Perhaps unsurprisingly, Twitter was once again the topic of choice in my online journalism lecture today. Of slightly more interest this week was the ‘star-studded’ discussion panel (my lecturer Chris Brauer‘s own words) who were chipping in their well-received thoughts on the topic and on new media in general.
Talking and tweeting: the discussion panel at City University
Blogger and new media expert Jemima Kiss (@jemimakiss) and director of POLIS, Charlie Beckett (@charliebeckett) were speaking, along with BBC’s Pete Clifton, writer Anthony Thornton and internet entrepreneur Matteo Berlucchi. One point of interest, on a brief vacation from the topic of twitter, was that of the concept of the ‘robojournalist’ and in particular how the role of the journalist is changing.
Charlie Beckett made reference to what can be seen as ‘old media’ and a time when television channels and newspapers set themselves up as the foundations of society proclaiming, “we are the world!”.
Well, now that world has opened up, in a way we are only just beginning to realise. New media has transformed that out of date mode of thought and allows each and every one of us to engage with an entirely new range of audiences. It is time therefore for the next generation of reporters to step up to the plate.

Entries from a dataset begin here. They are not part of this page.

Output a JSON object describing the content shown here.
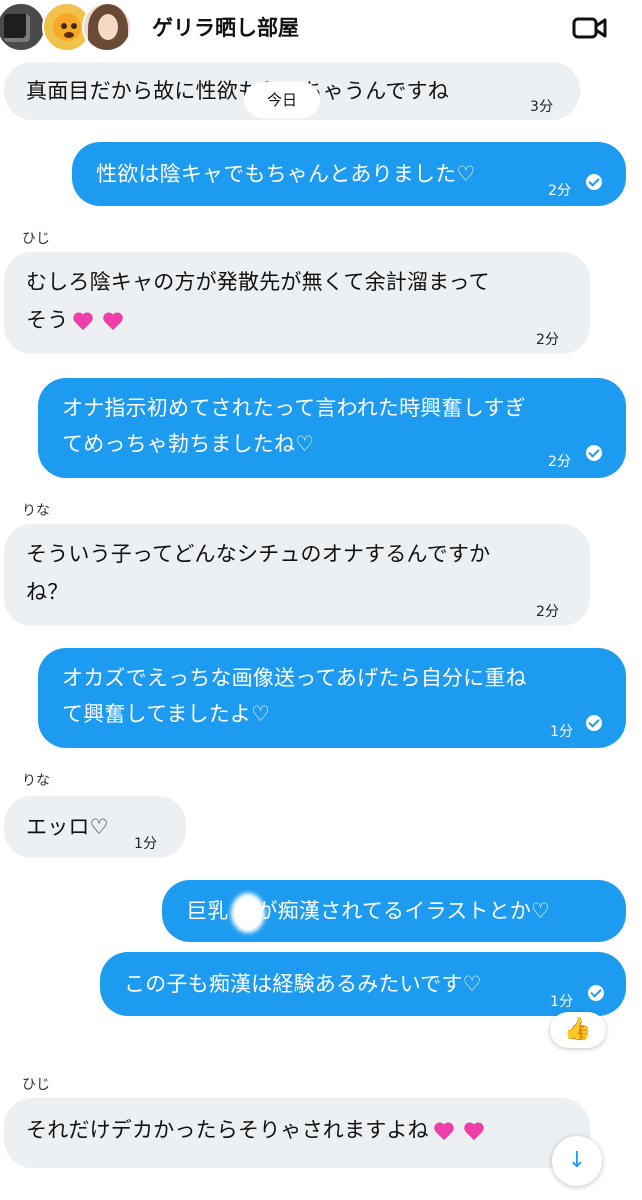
{
  "header": {
    "title": "ゲリラ晒し部屋",
    "video_icon": "video-camera-icon"
  },
  "today_label": "今日",
  "messages": [
    {
      "dir": "in",
      "lines": [
        "真面目だから故に性欲もえっちゃうんですね"
      ],
      "time": "3分"
    },
    {
      "dir": "out",
      "lines": [
        "性欲は陰キャでもちゃんとありました♡"
      ],
      "time": "2分"
    },
    {
      "dir": "in",
      "sender": "ひじ",
      "lines": [
        "むしろ陰キャの方が発散先が無くて余計溜まって",
        "そう"
      ],
      "time": "2分"
    },
    {
      "dir": "out",
      "lines": [
        "オナ指示初めてされたって言われた時興奮しすぎ",
        "てめっちゃ勃ちましたね♡"
      ],
      "time": "2分"
    },
    {
      "dir": "in",
      "sender": "りな",
      "lines": [
        "そういう子ってどんなシチュのオナするんですか",
        "ね？"
      ],
      "time": "2分"
    },
    {
      "dir": "out",
      "lines": [
        "オカズでえっちな画像送ってあげたら自分に重ね",
        "て興奮してましたよ♡"
      ],
      "time": "1分"
    },
    {
      "dir": "in",
      "sender": "りな",
      "lines": [
        "エッロ♡"
      ],
      "time": "1分"
    },
    {
      "dir": "out",
      "lines": [
        "巨乳 　が痴漢されてるイラストとか♡"
      ],
      "time": ""
    },
    {
      "dir": "out",
      "lines": [
        "この子も痴漢は経験あるみたいです♡"
      ],
      "time": "1分",
      "reaction": "thumbs-up-icon"
    },
    {
      "dir": "in",
      "sender": "ひじ",
      "lines": [
        "それだけデカかったらそりゃされますよね"
      ],
      "time": ""
    }
  ],
  "colors": {
    "outgoing": "#1d9bf0",
    "incoming": "#edf0f3",
    "heart": "#ec3fa8"
  },
  "scroll_button": {
    "icon": "arrow-down-icon",
    "glyph": "↓"
  },
  "reaction_glyph": "👍"
}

In this world of new media one arrives, hopefully, multi-skilled and laden with gadgets. Armed and ready to capture every nugget and nano-second of news in order to throw it out to the world via the internet.
But Jemima Kiss, now affectionately labelled ‘mistress of multi-skilling’ by Charlie Beckett, issued a warning. It simply isn’t enough to carry the tools around but to learn to use them effectively. Obvious, no?
Perhaps not, it seems many people think that by simply using the newest gadgets or latest medium they are, by default, successful journalists. Unfortunately not. It is now about learning the appropriate way of utilising each medium to communicate successfully.
Peter Thornton warned against a generation of journalists who are so multi-skilled they would simply be “crap at everything”. Instead, he urged, it is about learning about and selecting the tools you are good at using.
On a more general note, as old practice and new media grate alongside each other, it is clear to me that you cannot push new concepts into an old model. Charlie Beckett agrees, saying that this has been happening for too long, as new media is still not being taken seriously as a stand-alone idea.
I would be lying if, yet again, I didn’t feel a little overwhelmed on the topic of (here it comes again) new media. It is a tough job to balance both the innovative and traditional elements of journalism, but I really think this should be looked at as a positive challenge.
The fact that the boundaries of communication have been blown wide open should be seen as an exciting opportunity for budding reporters to approach journalism and engage with the world on a completely new level.